Our area is very well known for our beautiful outdoor scenery and breathtaking landscapes, such as DeSoto State Park and Little River Canyon National Preserve. Little River Socks and zkano use those as inspiration for their sophisticated knit designs and say they are a nod to the beauty and depth of this area, creating each sock with pride and care, honoring the land by using the highest quality organic cotton and sustainable practices.

In the fall of 2015, Martha Stewart and the editors of Martha Stewart Living presented Gina with an American Made award, which they give each year to a few artisans and small-business owners to provide a boost of recognition; and that is just what it did.  After being recognized by The New York Times as the “Sock Queen of Alabama”, the title seemed to stick. More recognition came from The Wall Street Journal, Inc. Magazine, Southern Living and many others. Even Tony Hale’s character on the HBO show Veep wears zkano socks in every episode.

Over the past few years since zkano and Little River Sock Mill captured this national attention, Gina’s family noticed a tremendous increase in drop-in traffic. With no true storefront to sell their socks or share their history, Gina saw the need to build a brick and mortar presence to sell their socks to visitors passing through town; it just so happened that the perfect place for the shop was in the same fully-operating mill that creates their organic socks.

So, this holiday season, Alabama maker supporters, tourists, visitors and locals will be able to purchase zkano and Little River Sock Mill socks right here in the former “Sock Capital of the World”, with the opening of The Mill Shop. Located in the original sock mill (Emi-G Knitting, named for Gina and her sister) that’s long been run by Gina and her family and featured on NBC Nightly News, The Mill Shop will include a full storefront with versatile sock varieties for men and women, and give guests the opportunity to experience the rich mill’s history in person.

Tentatively, The Mill Shop will be open December 1st, just in time for holiday shopping, with hours from 9-5, Monday through Friday.  They will also be sharing details on a program fostered by the brands called zkano Recycles. This initiative takes old socks and has them recycled, which in turn allows for that yarn to be used elsewhere.

Zkano Recycles says they hope to encourage people to reshape their view of recycling beyond what they put in their bin for weekly pick up and offers these suggestions on what you can do:

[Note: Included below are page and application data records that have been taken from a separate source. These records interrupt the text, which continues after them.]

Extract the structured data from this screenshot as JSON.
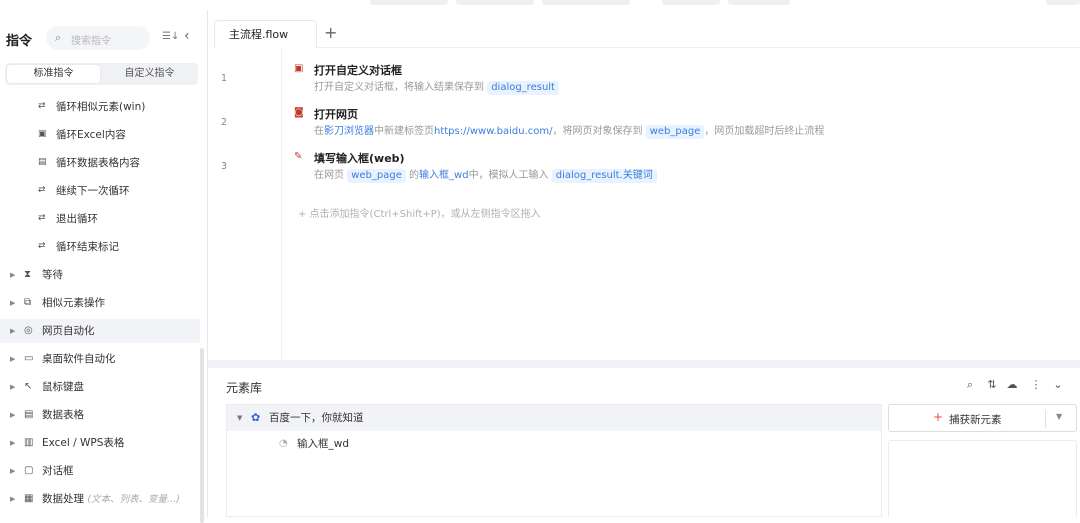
{
  "sidebar": {
    "title": "指令",
    "search_placeholder": "搜索指令",
    "tabs": [
      "标准指令",
      "自定义指令"
    ],
    "loop_items": [
      {
        "icon": "loop-icon",
        "label": "循环相似元素(win)"
      },
      {
        "icon": "excel-loop-icon",
        "label": "循环Excel内容"
      },
      {
        "icon": "table-loop-icon",
        "label": "循环数据表格内容"
      },
      {
        "icon": "continue-icon",
        "label": "继续下一次循环"
      },
      {
        "icon": "break-icon",
        "label": "退出循环"
      },
      {
        "icon": "loop-end-icon",
        "label": "循环结束标记"
      }
    ],
    "categories": [
      {
        "icon": "hourglass-icon",
        "label": "等待",
        "hint": ""
      },
      {
        "icon": "similar-elements-icon",
        "label": "相似元素操作",
        "hint": ""
      },
      {
        "icon": "chrome-icon",
        "label": "网页自动化",
        "hint": ""
      },
      {
        "icon": "monitor-icon",
        "label": "桌面软件自动化",
        "hint": ""
      },
      {
        "icon": "cursor-icon",
        "label": "鼠标键盘",
        "hint": ""
      },
      {
        "icon": "table-icon",
        "label": "数据表格",
        "hint": ""
      },
      {
        "icon": "excel-icon",
        "label": "Excel / WPS表格",
        "hint": ""
      },
      {
        "icon": "dialog-icon",
        "label": "对话框",
        "hint": ""
      },
      {
        "icon": "data-icon",
        "label": "数据处理",
        "hint": "(文本、列表、变量...)"
      }
    ]
  },
  "editor": {
    "tab_label": "主流程.flow",
    "add_tab": "+",
    "steps": [
      {
        "line": "1",
        "title": "打开自定义对话框",
        "desc_prefix": "打开自定义对话框，将输入结果保存到",
        "var1": "dialog_result"
      },
      {
        "line": "2",
        "title": "打开网页",
        "desc_a": "在",
        "browser": "影刀浏览器",
        "desc_b": "中新建标签页",
        "url": "https://www.baidu.com/",
        "desc_c": "，将网页对象保存到",
        "var1": "web_page",
        "desc_d": "，网页加载超时后终止流程"
      },
      {
        "line": "3",
        "title": "填写输入框(web)",
        "desc_a": "在网页",
        "var1": "web_page",
        "desc_b": "的",
        "element": "输入框_wd",
        "desc_c": "中，模拟人工输入",
        "var2": "dialog_result.关键词"
      }
    ],
    "add_hint": "+ 点击添加指令(Ctrl+Shift+P)，或从左侧指令区拖入"
  },
  "element_library": {
    "title": "元素库",
    "group": "百度一下，你就知道",
    "element": "输入框_wd",
    "capture_button": "捕获新元素"
  },
  "colors": {
    "accent": "#3b7ddd",
    "tag_bg": "#e9f2ff",
    "capture_plus": "#e74c3c"
  }
}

Reduce. Buy only high quality, sustainable items that you truly love. You’ll wear these things more frequently and, because better quality means increased durability, you won’t have to purchase replacements as often.

Reuse. Give your old things a new life. You can donate to charity or find ways to repurpose. As a family of sock makers, we’ve been getting creative with our leftovers for years. Here are a few of my mom’s tried-and-true favorite uses:

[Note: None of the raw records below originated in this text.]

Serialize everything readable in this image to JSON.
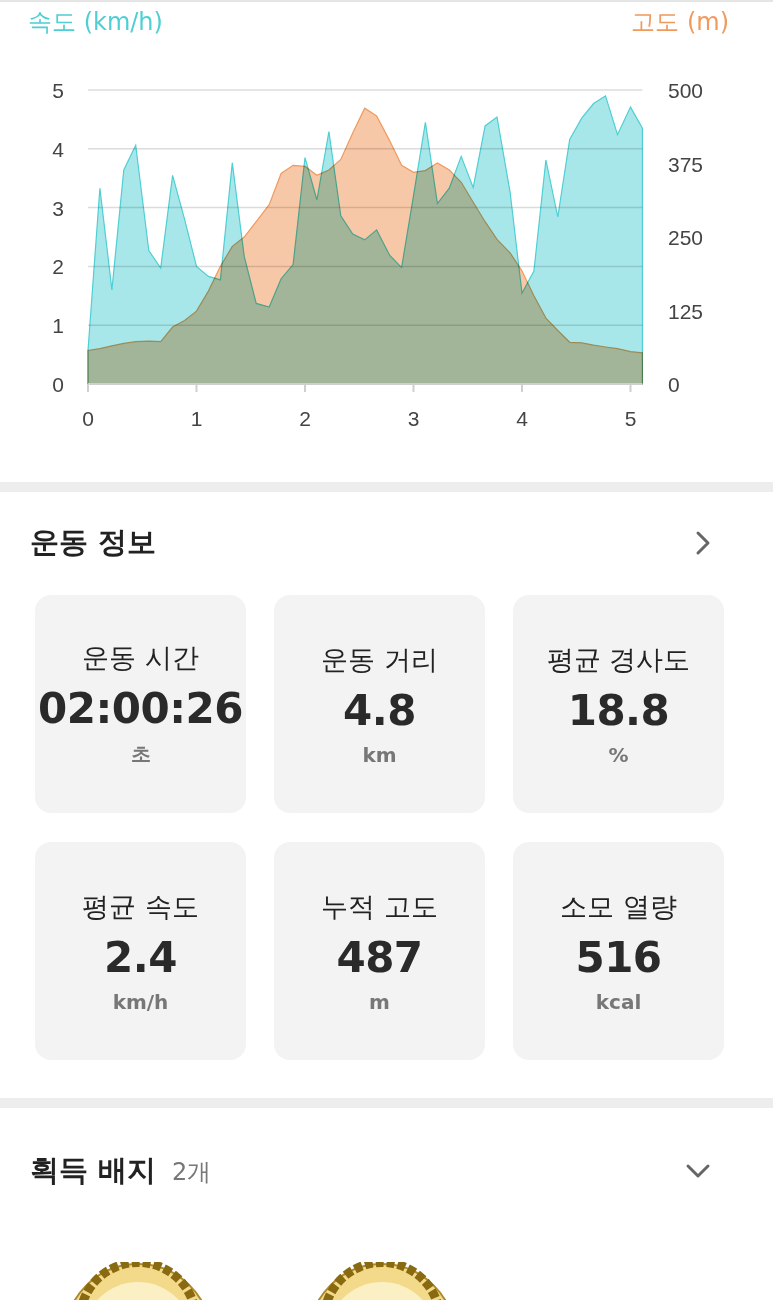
{
  "chart": {
    "chart_data": {
      "type": "area",
      "x": [
        0,
        0.11,
        0.22,
        0.33,
        0.44,
        0.56,
        0.67,
        0.78,
        0.89,
        1.0,
        1.11,
        1.22,
        1.33,
        1.44,
        1.55,
        1.67,
        1.78,
        1.89,
        2.0,
        2.11,
        2.22,
        2.33,
        2.44,
        2.55,
        2.66,
        2.78,
        2.89,
        3.0,
        3.11,
        3.22,
        3.33,
        3.44,
        3.55,
        3.66,
        3.77,
        3.89,
        4.0,
        4.11,
        4.22,
        4.33,
        4.44,
        4.55,
        4.66,
        4.77,
        4.88,
        5.0,
        5.11
      ],
      "series": [
        {
          "name": "속도 (km/h)",
          "color": "#4fcfd3",
          "values": [
            0.57,
            3.33,
            1.6,
            3.64,
            4.06,
            2.27,
            1.97,
            3.55,
            2.8,
            2.0,
            1.83,
            1.77,
            3.76,
            2.17,
            1.37,
            1.31,
            1.79,
            2.03,
            3.85,
            3.13,
            4.29,
            2.86,
            2.55,
            2.45,
            2.62,
            2.19,
            1.98,
            3.2,
            4.45,
            3.07,
            3.33,
            3.87,
            3.34,
            4.39,
            4.54,
            3.26,
            1.54,
            1.92,
            3.81,
            2.84,
            4.16,
            4.52,
            4.77,
            4.9,
            4.24,
            4.71,
            4.35
          ]
        },
        {
          "name": "고도 (m)",
          "color": "#f09a5e",
          "axis": "y2",
          "values": [
            57,
            60,
            65,
            69,
            72,
            73,
            72,
            97,
            108,
            124,
            158,
            200,
            234,
            250,
            276,
            305,
            358,
            372,
            370,
            355,
            364,
            382,
            427,
            469,
            456,
            414,
            372,
            360,
            363,
            376,
            364,
            343,
            309,
            276,
            246,
            223,
            192,
            150,
            112,
            91,
            71,
            70,
            66,
            63,
            60,
            55,
            53
          ]
        }
      ],
      "grid": true,
      "xlim": [
        0,
        5.11
      ],
      "xticks": [
        0,
        1,
        2,
        3,
        4,
        5
      ],
      "ylim": [
        0,
        5
      ],
      "yticks": [
        0,
        1,
        2,
        3,
        4,
        5
      ],
      "y2lim": [
        0,
        500
      ],
      "y2ticks": [
        0,
        125,
        250,
        375,
        500
      ]
    }
  },
  "exercise_info": {
    "title": "운동 정보",
    "stats": [
      {
        "label": "운동 시간",
        "value": "02:00:26",
        "unit": "초"
      },
      {
        "label": "운동 거리",
        "value": "4.8",
        "unit": "km"
      },
      {
        "label": "평균 경사도",
        "value": "18.8",
        "unit": "%"
      },
      {
        "label": "평균 속도",
        "value": "2.4",
        "unit": "km/h"
      },
      {
        "label": "누적 고도",
        "value": "487",
        "unit": "m"
      },
      {
        "label": "소모 열량",
        "value": "516",
        "unit": "kcal"
      }
    ]
  },
  "badges": {
    "title": "획득 배지",
    "count": "2개"
  }
}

  1. Dust rag. Slip a sock on your hand, dampen with cleaner and have at it. Wash and reuse.
  2. Drink cozy. Want to insulate your drink? Put a sock on it. Cold stays cold and hot stays hot.
  3. Heat packs. Fill a sock with rice, seal it and heat in the microwave for 1 minute.
  4. Draft protector. In the winter, wedge stuffed socks in front of doors to keep cold air out.
  5. Dog toy. Place a tennis ball inside a sock for an added layer of chewing fun.

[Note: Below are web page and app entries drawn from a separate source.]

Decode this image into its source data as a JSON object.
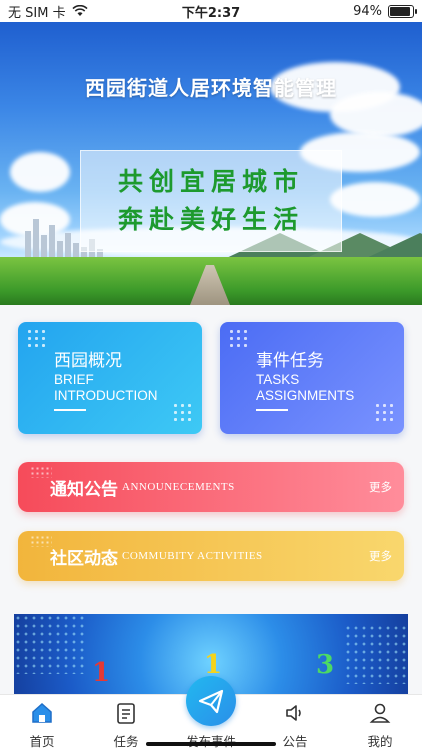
{
  "status_bar": {
    "carrier": "无 SIM 卡",
    "time": "下午2:37",
    "battery": "94%",
    "battery_level": 0.94
  },
  "banner": {
    "title": "西园街道人居环境智能管理",
    "slogan_lines": [
      "共创宜居城市",
      "奔赴美好生活"
    ]
  },
  "cards": [
    {
      "title": "西园概况",
      "en_line1": "BRIEF",
      "en_line2": "INTRODUCTION"
    },
    {
      "title": "事件任务",
      "en_line1": "TASKS",
      "en_line2": "ASSIGNMENTS"
    }
  ],
  "notices": [
    {
      "cn": "通知公告",
      "en": "ANNOUNECEMENTS",
      "more": "更多"
    },
    {
      "cn": "社区动态",
      "en": "COMMUBITY ACTIVITIES",
      "more": "更多"
    }
  ],
  "promo": {
    "numbers": [
      "1",
      "1",
      "3"
    ],
    "colors": [
      "#e53935",
      "#f5d31b",
      "#4cd964"
    ]
  },
  "tabbar": {
    "items": [
      {
        "label": "首页",
        "icon": "home-icon",
        "active": true
      },
      {
        "label": "任务",
        "icon": "clipboard-icon"
      },
      {
        "label": "发布事件",
        "icon": "paper-plane-icon"
      },
      {
        "label": "公告",
        "icon": "speaker-icon"
      },
      {
        "label": "我的",
        "icon": "user-icon"
      }
    ]
  },
  "colors": {
    "accent_blue": "#2a8fe9",
    "red_bar": "#f64b5a",
    "yellow_bar": "#f2b53c"
  }
}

Recycle. Old fibers can be reworked and reused. The most worn out cotton fibers can be composted. Here’s where we come in.

They have the resources to take past-their-prime socks off your hands and have them recycled. If you would like more information on how to help cut down on waste by returning old socks that they can recycle and give new life to the yarn in the future, you can visit their website or you can send your old socks (socks only, please) to them at this address:

Emi-G Knitting
Attention: zkano Recycles Program
1715 Airport Road
Ft Payne, AL 35968